((

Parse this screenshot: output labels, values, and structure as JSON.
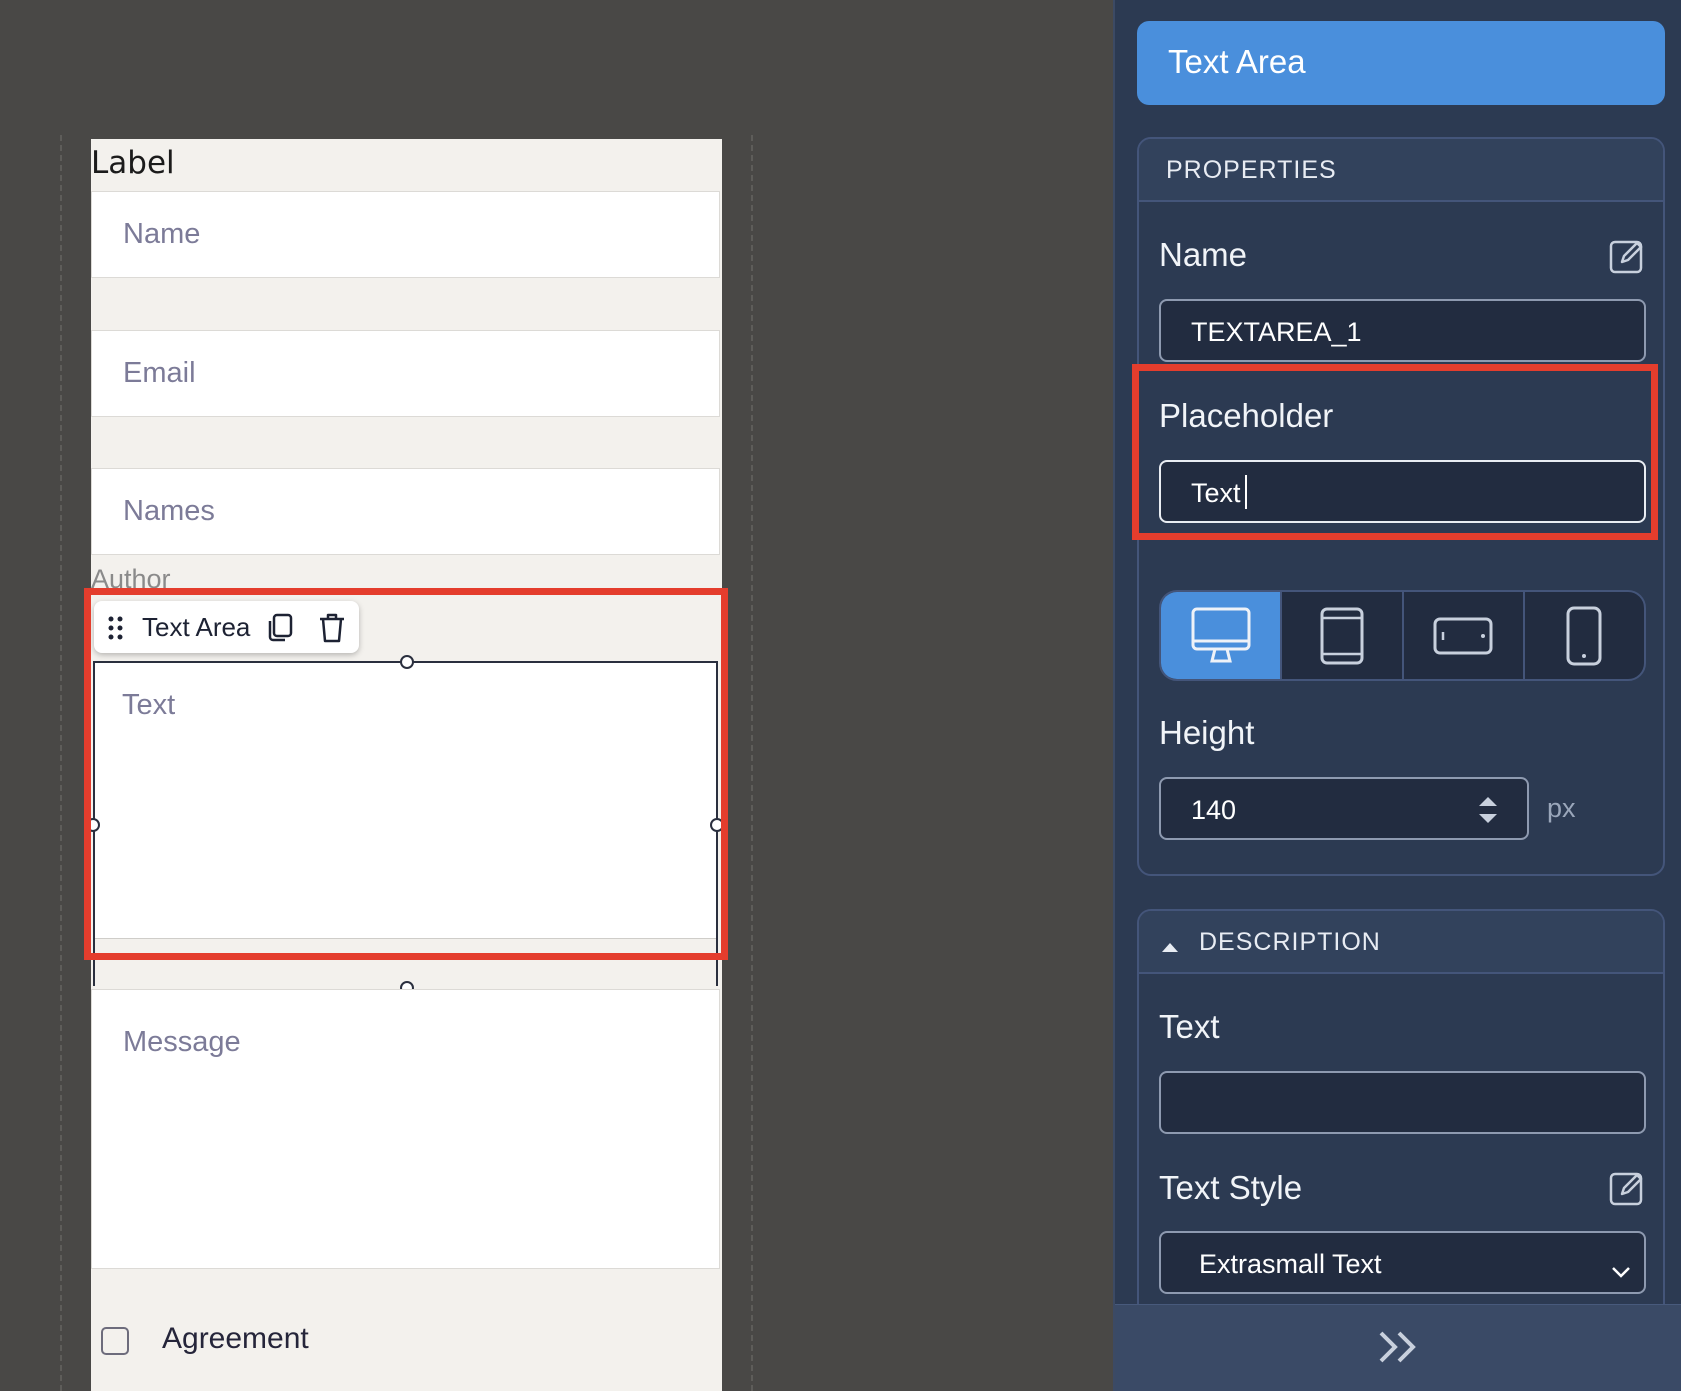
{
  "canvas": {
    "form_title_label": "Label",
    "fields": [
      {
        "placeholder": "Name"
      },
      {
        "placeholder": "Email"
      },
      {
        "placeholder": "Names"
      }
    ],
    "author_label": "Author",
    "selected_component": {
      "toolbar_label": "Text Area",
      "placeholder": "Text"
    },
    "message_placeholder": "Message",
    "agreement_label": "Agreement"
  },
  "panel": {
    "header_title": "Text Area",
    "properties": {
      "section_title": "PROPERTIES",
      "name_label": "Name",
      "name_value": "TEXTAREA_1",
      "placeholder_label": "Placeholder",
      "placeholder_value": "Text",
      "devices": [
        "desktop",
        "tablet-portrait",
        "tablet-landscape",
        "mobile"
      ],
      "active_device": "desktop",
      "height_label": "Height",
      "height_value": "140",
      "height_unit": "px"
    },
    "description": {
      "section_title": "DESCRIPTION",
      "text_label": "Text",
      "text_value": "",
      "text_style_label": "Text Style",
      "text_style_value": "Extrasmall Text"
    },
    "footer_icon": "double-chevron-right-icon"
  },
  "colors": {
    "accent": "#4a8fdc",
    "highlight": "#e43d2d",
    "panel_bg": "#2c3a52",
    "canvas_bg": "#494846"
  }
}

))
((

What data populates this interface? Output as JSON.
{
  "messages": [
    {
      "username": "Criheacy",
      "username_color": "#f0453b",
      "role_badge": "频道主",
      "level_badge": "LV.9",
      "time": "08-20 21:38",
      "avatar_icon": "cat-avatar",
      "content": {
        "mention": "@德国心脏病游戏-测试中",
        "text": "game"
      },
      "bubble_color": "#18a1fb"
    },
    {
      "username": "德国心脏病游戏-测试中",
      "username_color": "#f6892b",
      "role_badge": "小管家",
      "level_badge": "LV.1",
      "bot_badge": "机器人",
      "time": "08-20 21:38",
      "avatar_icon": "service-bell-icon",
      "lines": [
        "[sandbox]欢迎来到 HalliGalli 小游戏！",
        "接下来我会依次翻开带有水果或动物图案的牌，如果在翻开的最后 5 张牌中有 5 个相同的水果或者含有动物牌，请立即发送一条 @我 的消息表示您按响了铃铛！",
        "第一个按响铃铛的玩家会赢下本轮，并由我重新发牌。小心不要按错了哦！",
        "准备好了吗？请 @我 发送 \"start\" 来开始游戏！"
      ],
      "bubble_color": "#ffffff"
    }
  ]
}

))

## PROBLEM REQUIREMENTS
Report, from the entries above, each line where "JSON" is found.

## SOLUTION TO THE PROBLEM
Parse this screenshot: output labels, values, and structure as JSON.
What data populates this interface? Output as JSON.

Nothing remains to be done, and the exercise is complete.